Carry Bag

How portable you want your air mattress to be depends on whether you’re going car camping or backpacking. If you’re going car camping, you would have more flexibility because the only time you need to worry about size and weight, is when you’re inflating the mattress within a tent.

In terms of backpacking, you will be carrying around your sleeping mattress, therefore it would be ideal to get something lightweight, compact and simple to set up.

Although certain air mattresses that require a pump include a carry bag, and can also be folded up to be just as compact as self-inflating air pads, they’re usually heavier and require a pump.

If you’re going backpacking camping, you don’t always have to get an air mattress that’s long enough to fit your entire body. Some campers have mattresses that only reach their knees, and they rest their legs on their backpacks. This is a good idea if size and weight is a priority for you.


Additional Accessories

You don’t need too much for a camping air mattress, but there are certain accessories that are essential, or at the very least, extremely useful, which manufacturers may include with their product.

  • Carry Bag: A must-have product. Most manufacturers will include one with their air mattresses, and certain models even have it attached onto the bed itself.
  • Repair Kit: Even if your air bed is renowned for its durability, you never know what could happen to it outdoors. You should have a repair kit for back up. I always do, and it has come in handy a few times (though most of the time it’s for my buddies instead).
  • Air Pump: This isn’t applicable if your mattress has a built-in pump or self-inflates. Half the time, an air mattress that requires an external pump, won’t have the pump included, so always make sure of this.

If the air mattress you want doesn’t come with all these accessories, don’t worry about it as the most important thing is the bed itself of course. If it’s a great quality air bed and you’re happy with it, then you can always purchase these accessories separately since they’re inexpensive.
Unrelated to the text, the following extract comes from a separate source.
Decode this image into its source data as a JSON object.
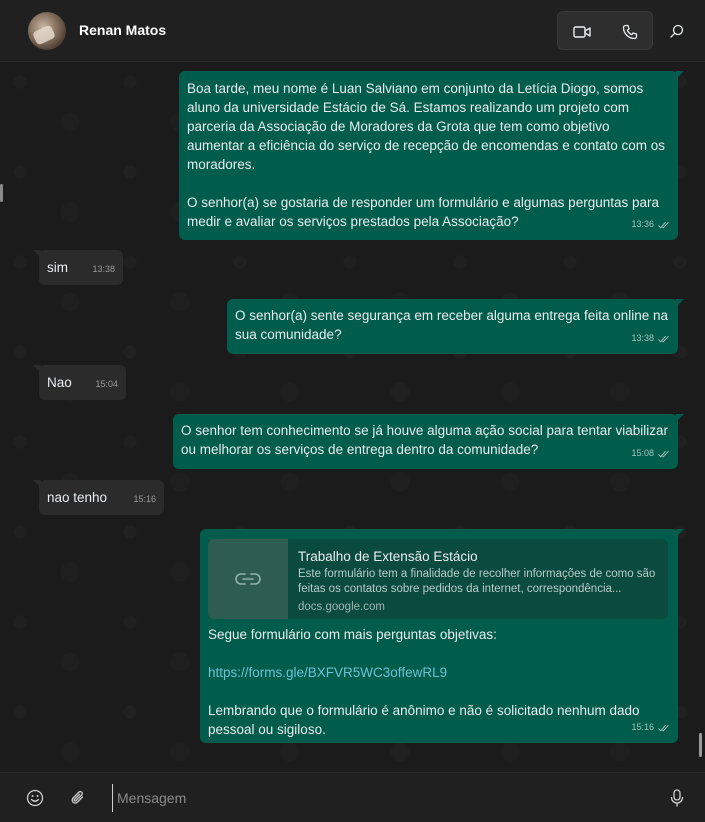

For pump type air mattresses, the defect rates are higher than self-inflating mattresses, and sometimes they don’t come with any warranty. Since you’ll using it mainly for camping, you should go for air mattresses that have at least a one year warranty, which is the standard.

However, they will only cover you for manufacturing faults, so if you accidentally get it caught on a branch or a squirrel puts a hole through it, don’t expect a replacement bed. This is why durability is such a major factor.

As for self-inflating mattresses, there’s less chance of manufacturing faults, so it’s not uncommon to see lifetime warranties included as a part of the deal. Great quality models are usually very well constructed, albeit at a more expensive price.


Final Thoughts

Being out in nature can be exciting and relaxing, but at times, exhausting. A good night’s rest will always put you in a good mood, and make your camping experience much better.

High quality camping air mattresses usually come at a greater cost, and you’ll be hard pressed to find decent ones for under $40. My advice would be to not skimp on an item that holds much important when camping. Think of it as a long-term investment, as greater quality air beds are surely going to last much longer than cheaper ones.

I hope this article has given you a better understanding of what to look for in a camping air mattress. If you want to check out some top-rated models, myself and my research team have narrowed down to the 10 best air mattresses for camping and presented it in a comparison chart. You can check it out here.